The UK Air Quality Standards Regulations 2010 implement European legally binding limits on major outdoor air pollutants. Research now shows currently permitted pollution levels cause more health problems and premature deaths than previously estimated. WHO (2005) says there are no safe levels for some and PM10and ozone have particularly significant effects (Janke, et al 2009).
Hackney’s screening of industrial, transport and other sources in 1998 reported carbon monoxide, benzene, 1,3-butdiene and lead within limits but possible breaches by NO2, particulates and sulfur dioxide. Industrial emissions were not a major problem - see Hackney’s maps:Environment&Planning/Pollution/PLN Prescribed Processes. The main causes are high traffic volumes, slow speeds and heavily congested roads.

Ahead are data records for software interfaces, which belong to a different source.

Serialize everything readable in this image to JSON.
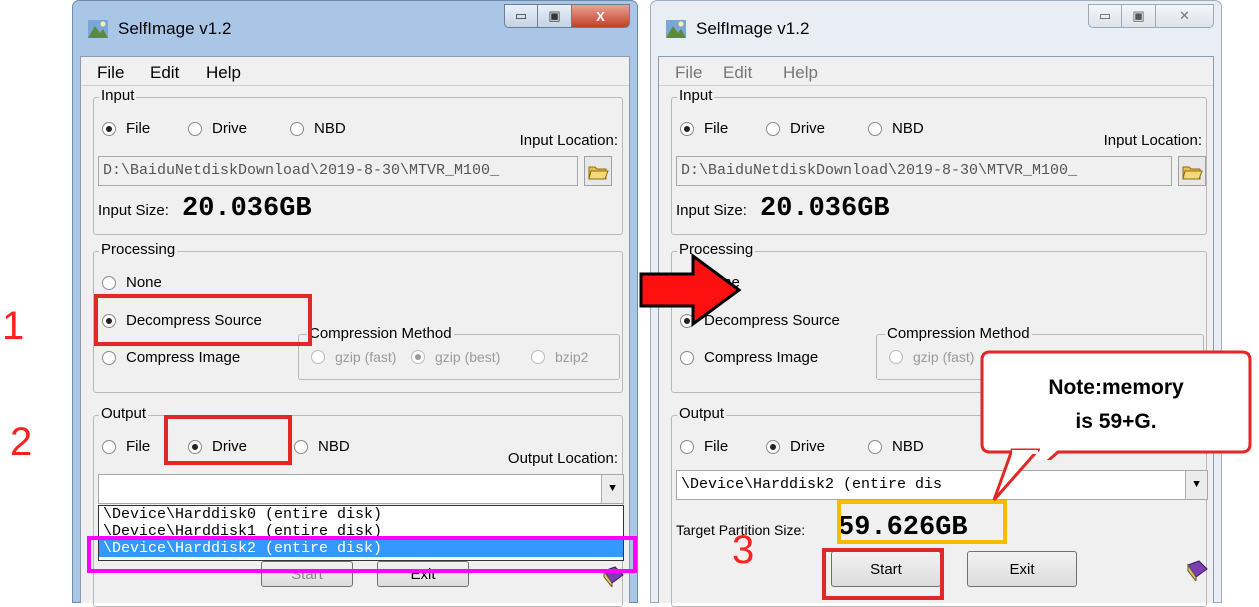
{
  "windows": [
    {
      "title": "SelfImage v1.2",
      "caption": {
        "minimize": "▭",
        "maximize": "▣",
        "close": "X"
      },
      "menu": [
        "File",
        "Edit",
        "Help"
      ],
      "input": {
        "group_label": "Input",
        "radios": [
          {
            "label": "File",
            "checked": true
          },
          {
            "label": "Drive",
            "checked": false
          },
          {
            "label": "NBD",
            "checked": false
          }
        ],
        "location_label": "Input Location:",
        "path": "D:\\BaiduNetdiskDownload\\2019-8-30\\MTVR_M100_",
        "size_label": "Input Size:",
        "size_value": "20.036GB"
      },
      "processing": {
        "group_label": "Processing",
        "none": "None",
        "decompress": "Decompress Source",
        "compress": "Compress Image",
        "method_label": "Compression Method",
        "methods": [
          "gzip (fast)",
          "gzip (best)",
          "bzip2"
        ]
      },
      "output": {
        "group_label": "Output",
        "radios": [
          {
            "label": "File",
            "checked": false
          },
          {
            "label": "Drive",
            "checked": true
          },
          {
            "label": "NBD",
            "checked": false
          }
        ],
        "location_label": "Output Location:",
        "combo_value": "",
        "dropdown_items": [
          "\\Device\\Harddisk0 (entire disk)",
          "\\Device\\Harddisk1 (entire disk)",
          "\\Device\\Harddisk2 (entire disk)"
        ],
        "selected_index": 2
      },
      "buttons": {
        "start": "Start",
        "exit": "Exit"
      }
    },
    {
      "title": "SelfImage v1.2",
      "caption": {
        "minimize": "▭",
        "maximize": "▣",
        "close": "✕"
      },
      "menu": [
        "File",
        "Edit",
        "Help"
      ],
      "input": {
        "group_label": "Input",
        "radios": [
          {
            "label": "File",
            "checked": true
          },
          {
            "label": "Drive",
            "checked": false
          },
          {
            "label": "NBD",
            "checked": false
          }
        ],
        "location_label": "Input Location:",
        "path": "D:\\BaiduNetdiskDownload\\2019-8-30\\MTVR_M100_",
        "size_label": "Input Size:",
        "size_value": "20.036GB"
      },
      "processing": {
        "group_label": "Processing",
        "none": "None",
        "decompress": "Decompress Source",
        "compress": "Compress Image",
        "method_label": "Compression Method",
        "methods": [
          "gzip (fast)"
        ]
      },
      "output": {
        "group_label": "Output",
        "radios": [
          {
            "label": "File",
            "checked": false
          },
          {
            "label": "Drive",
            "checked": true
          },
          {
            "label": "NBD",
            "checked": false
          }
        ],
        "combo_value": "\\Device\\Harddisk2 (entire dis",
        "target_label": "Target Partition Size:",
        "target_value": "59.626GB"
      },
      "buttons": {
        "start": "Start",
        "exit": "Exit"
      }
    }
  ],
  "annotations": {
    "step1": "1",
    "step2": "2",
    "step3": "3",
    "callout_line1": "Note:memory",
    "callout_line2": "is 59+G.",
    "colors": {
      "highlight": "#e32626",
      "selection_box": "#ff00ff",
      "target_box": "#f5bc00",
      "arrow": "#ff1010"
    }
  }
}
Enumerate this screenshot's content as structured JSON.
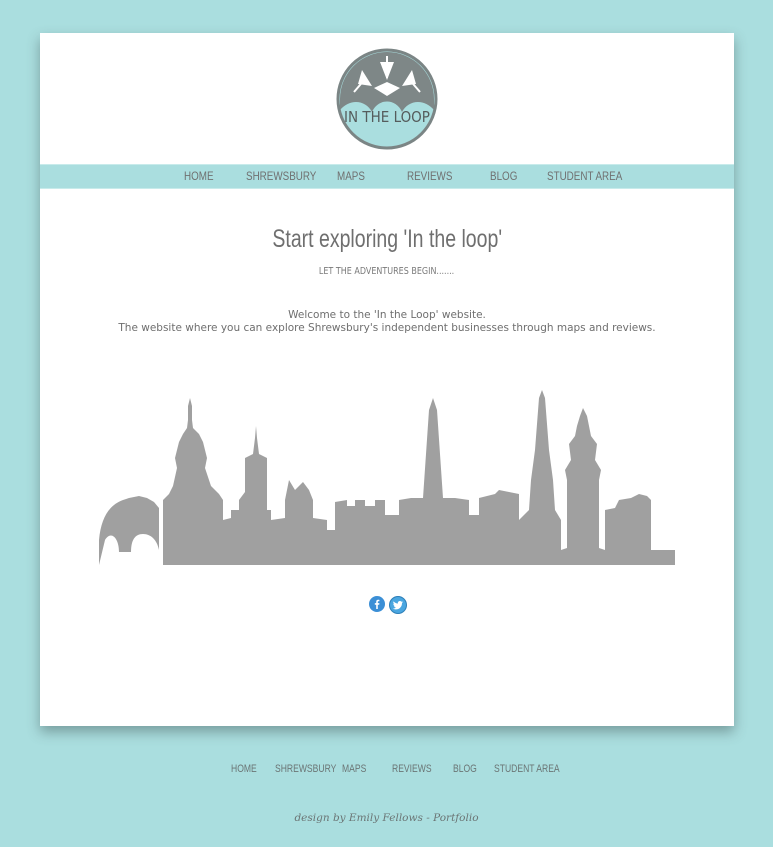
{
  "logo": {
    "text": "IN THE LOOP"
  },
  "nav": [
    "HOME",
    "SHREWSBURY",
    "MAPS",
    "REVIEWS",
    "BLOG",
    "STUDENT AREA"
  ],
  "main": {
    "headline": "Start exploring 'In the loop'",
    "tagline": "LET THE ADVENTURES BEGIN.......",
    "intro_line1": "Welcome to the 'In the Loop' website.",
    "intro_line2": "The website where you can explore Shrewsbury's independent businesses through maps and reviews."
  },
  "social": {
    "facebook_icon": "f",
    "twitter_icon": "bird"
  },
  "footer": {
    "nav": [
      "HOME",
      "SHREWSBURY",
      "MAPS",
      "REVIEWS",
      "BLOG",
      "STUDENT AREA"
    ],
    "credit": "design by Emily Fellows - Portfolio"
  },
  "colors": {
    "background": "#aadedf",
    "page": "#ffffff",
    "text": "#6e6e6e",
    "skyline": "#a0a0a0",
    "facebook": "#3b8fd6",
    "twitter": "#4aa6e0"
  }
}
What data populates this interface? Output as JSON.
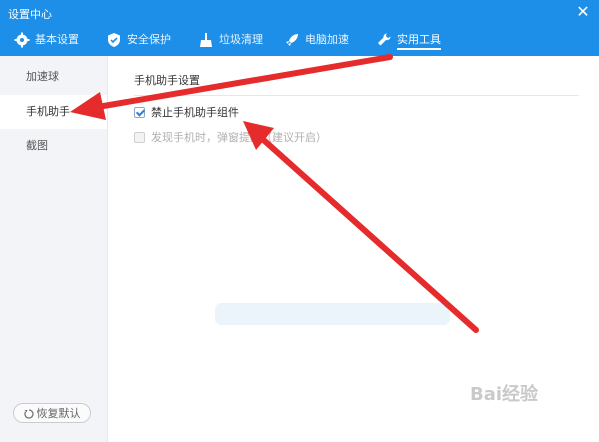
{
  "window": {
    "title": "设置中心",
    "close_icon": "close-icon"
  },
  "tabs": [
    {
      "label": "基本设置",
      "icon": "gear-icon",
      "active": false
    },
    {
      "label": "安全保护",
      "icon": "shield-icon",
      "active": false
    },
    {
      "label": "垃圾清理",
      "icon": "broom-icon",
      "active": false
    },
    {
      "label": "电脑加速",
      "icon": "rocket-icon",
      "active": false
    },
    {
      "label": "实用工具",
      "icon": "wrench-icon",
      "active": true
    }
  ],
  "sidebar": {
    "items": [
      {
        "label": "加速球",
        "active": false
      },
      {
        "label": "手机助手",
        "active": true
      },
      {
        "label": "截图",
        "active": false
      }
    ],
    "restore_button": "恢复默认"
  },
  "content": {
    "section_title": "手机助手设置",
    "options": [
      {
        "label": "禁止手机助手组件",
        "checked": true,
        "disabled": false
      },
      {
        "label": "发现手机时，弹窗提醒（建议开启）",
        "checked": false,
        "disabled": true
      }
    ]
  },
  "overlay": {
    "watermark": "Bai经验",
    "annotation_color": "#e52b2b"
  },
  "colors": {
    "accent": "#1e8fe8",
    "sidebar_bg": "#f2f4f7",
    "arrow": "#e52b2b"
  }
}
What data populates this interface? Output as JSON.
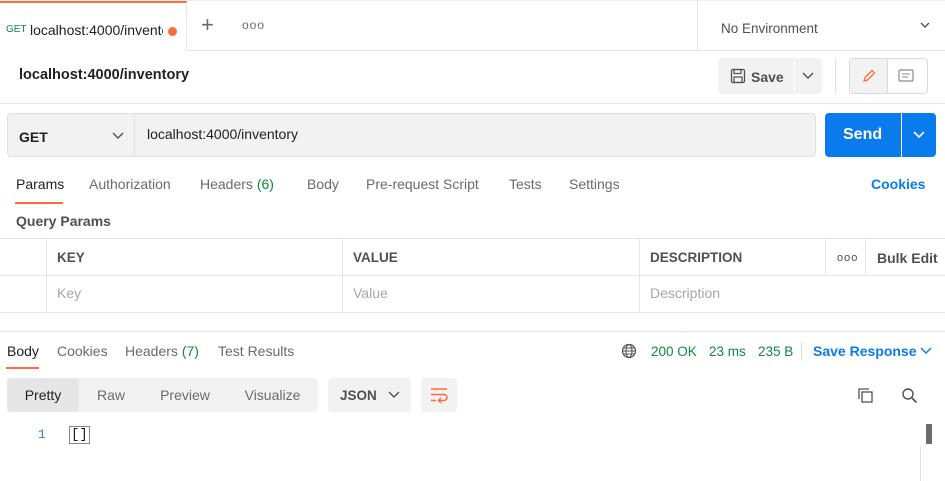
{
  "tabbar": {
    "active_tab": {
      "method": "GET",
      "title": "localhost:4000/inventc",
      "has_unsaved": true
    },
    "add_icon": "plus-icon",
    "more_icon": "more-dots-icon",
    "environment": "No Environment"
  },
  "request": {
    "title": "localhost:4000/inventory",
    "save_label": "Save",
    "method": "GET",
    "url": "localhost:4000/inventory",
    "send_label": "Send"
  },
  "request_tabs": {
    "params": "Params",
    "authorization": "Authorization",
    "headers": "Headers",
    "headers_count": "(6)",
    "body": "Body",
    "pre_request": "Pre-request Script",
    "tests": "Tests",
    "settings": "Settings",
    "cookies": "Cookies"
  },
  "query_params": {
    "title": "Query Params",
    "columns": [
      "KEY",
      "VALUE",
      "DESCRIPTION"
    ],
    "bulk_edit": "Bulk Edit",
    "placeholders": {
      "key": "Key",
      "value": "Value",
      "description": "Description"
    }
  },
  "response": {
    "tabs": {
      "body": "Body",
      "cookies": "Cookies",
      "headers": "Headers",
      "headers_count": "(7)",
      "test_results": "Test Results"
    },
    "status": "200 OK",
    "time": "23 ms",
    "size": "235 B",
    "save_response": "Save Response",
    "views": [
      "Pretty",
      "Raw",
      "Preview",
      "Visualize"
    ],
    "active_view": "Pretty",
    "format": "JSON",
    "code_lines": [
      {
        "num": "1",
        "text": "[]"
      }
    ]
  },
  "colors": {
    "accent_orange": "#ff6c37",
    "primary_blue": "#097bed",
    "success_green": "#0c8a43"
  }
}
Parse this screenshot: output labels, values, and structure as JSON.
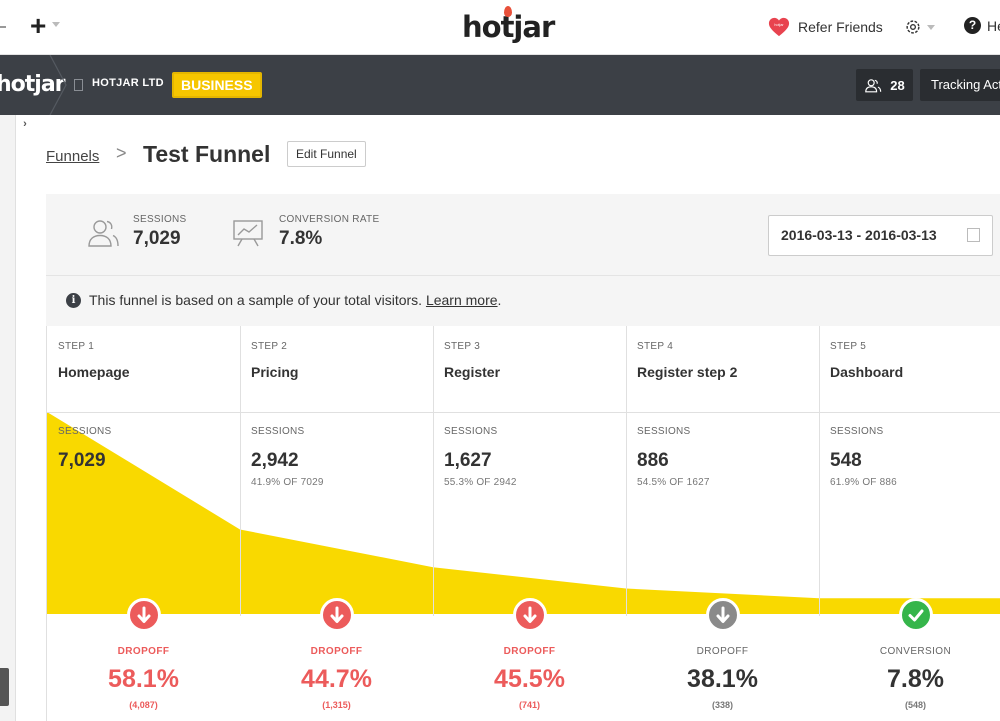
{
  "topbar": {
    "logo": "hotjar",
    "refer_label": "Refer Friends",
    "help_label": "Help"
  },
  "account": {
    "logo": "hotjar",
    "company": "HOTJAR LTD",
    "plan": "BUSINESS",
    "users_count": "28",
    "tracking_label": "Tracking Active"
  },
  "breadcrumb": {
    "parent": "Funnels",
    "separator": ">",
    "title": "Test Funnel",
    "edit_label": "Edit Funnel"
  },
  "summary": {
    "sessions_label": "SESSIONS",
    "sessions_value": "7,029",
    "conversion_label": "CONVERSION RATE",
    "conversion_value": "7.8%",
    "date_range": "2016-03-13 - 2016-03-13",
    "notice": "This funnel is based on a sample of your total visitors.",
    "notice_link": "Learn more",
    "notice_end": "."
  },
  "funnel": {
    "steps": [
      {
        "step": "STEP 1",
        "name": "Homepage",
        "sessions_label": "SESSIONS",
        "sessions": "7,029",
        "sessions_raw": 7029,
        "pct": "",
        "result_label": "DROPOFF",
        "result_value": "58.1%",
        "result_count": "(4,087)",
        "result_type": "dropoff-red"
      },
      {
        "step": "STEP 2",
        "name": "Pricing",
        "sessions_label": "SESSIONS",
        "sessions": "2,942",
        "sessions_raw": 2942,
        "pct": "41.9% OF 7029",
        "result_label": "DROPOFF",
        "result_value": "44.7%",
        "result_count": "(1,315)",
        "result_type": "dropoff-red"
      },
      {
        "step": "STEP 3",
        "name": "Register",
        "sessions_label": "SESSIONS",
        "sessions": "1,627",
        "sessions_raw": 1627,
        "pct": "55.3% OF 2942",
        "result_label": "DROPOFF",
        "result_value": "45.5%",
        "result_count": "(741)",
        "result_type": "dropoff-red"
      },
      {
        "step": "STEP 4",
        "name": "Register step 2",
        "sessions_label": "SESSIONS",
        "sessions": "886",
        "sessions_raw": 886,
        "pct": "54.5% OF 1627",
        "result_label": "DROPOFF",
        "result_value": "38.1%",
        "result_count": "(338)",
        "result_type": "dropoff-gray"
      },
      {
        "step": "STEP 5",
        "name": "Dashboard",
        "sessions_label": "SESSIONS",
        "sessions": "548",
        "sessions_raw": 548,
        "pct": "61.9% OF 886",
        "result_label": "CONVERSION",
        "result_value": "7.8%",
        "result_count": "(548)",
        "result_type": "conversion"
      }
    ]
  },
  "colors": {
    "funnel_fill": "#f9d900",
    "dropoff_red": "#ec5b5b",
    "dropoff_gray": "#8a8a8a",
    "conversion_green": "#35b54a",
    "plan_badge": "#f6c600"
  },
  "icons": {
    "add": "plus-icon",
    "refer": "heart-icon",
    "settings": "gear-icon",
    "help": "help-icon",
    "users": "users-icon",
    "calendar": "calendar-icon",
    "info": "info-icon"
  }
}
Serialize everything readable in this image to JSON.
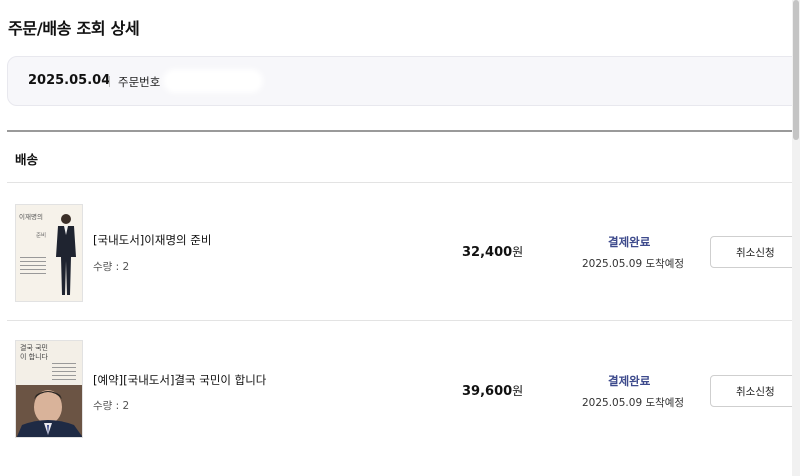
{
  "page": {
    "title": "주문/배송 조회 상세"
  },
  "order": {
    "date": "2025.05.04",
    "number_label": "주문번호"
  },
  "section": {
    "title": "배송"
  },
  "items": [
    {
      "title": "[국내도서]이재명의 준비",
      "quantity": "수량 : 2",
      "price": "32,400",
      "currency": "원",
      "status": "결제완료",
      "eta": "2025.05.09 도착예정",
      "cancel_label": "취소신청",
      "cover_text": "이재명의",
      "cover_sub": "준비"
    },
    {
      "title": "[예약][국내도서]결국 국민이 합니다",
      "quantity": "수량 : 2",
      "price": "39,600",
      "currency": "원",
      "status": "결제완료",
      "eta": "2025.05.09 도착예정",
      "cancel_label": "취소신청",
      "cover_text": "결국 국민이 합니다"
    }
  ],
  "colors": {
    "status": "#3d4a8c",
    "order_box_bg": "#f7f7fa"
  },
  "icons": [
    "order-number-mask"
  ]
}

Working with other boroughs in the Central London Cluster Group, detailed assessments in 2001 and 2002 and dispersal modelling led to designation of an Air Quality Management Area (AQMA) across Hackney focussed on NOx and PM10. An Air Quality Action Plan (AQAP) was published and approved by the Mayor of London ensuring compliance with the London Air Quality Strategy and its priorities on transport, industrial sources, construction, fires, energy and heating. (GLA, 2010)
The public were consulted on the UK legislation and UK, London and Hackney strategies and plans.
The borough monitors NO2, O3, PM2.5 and PM10 at Old Street as part of the London Air Quality Network (LAQN) and NO2 at 12 diffusion tube sites. Clapton monitoring station was closed after reviews concluded it was unsuitable as either a roadside or urban background monitoring site (see FAQs). Monitoring is important for real time information, trend assessments, health alerts and verifing modelling results. Other LAQN monitoring sitesare located in surrounding boroughs (see image).
Image: Central London LAQN monitoring sites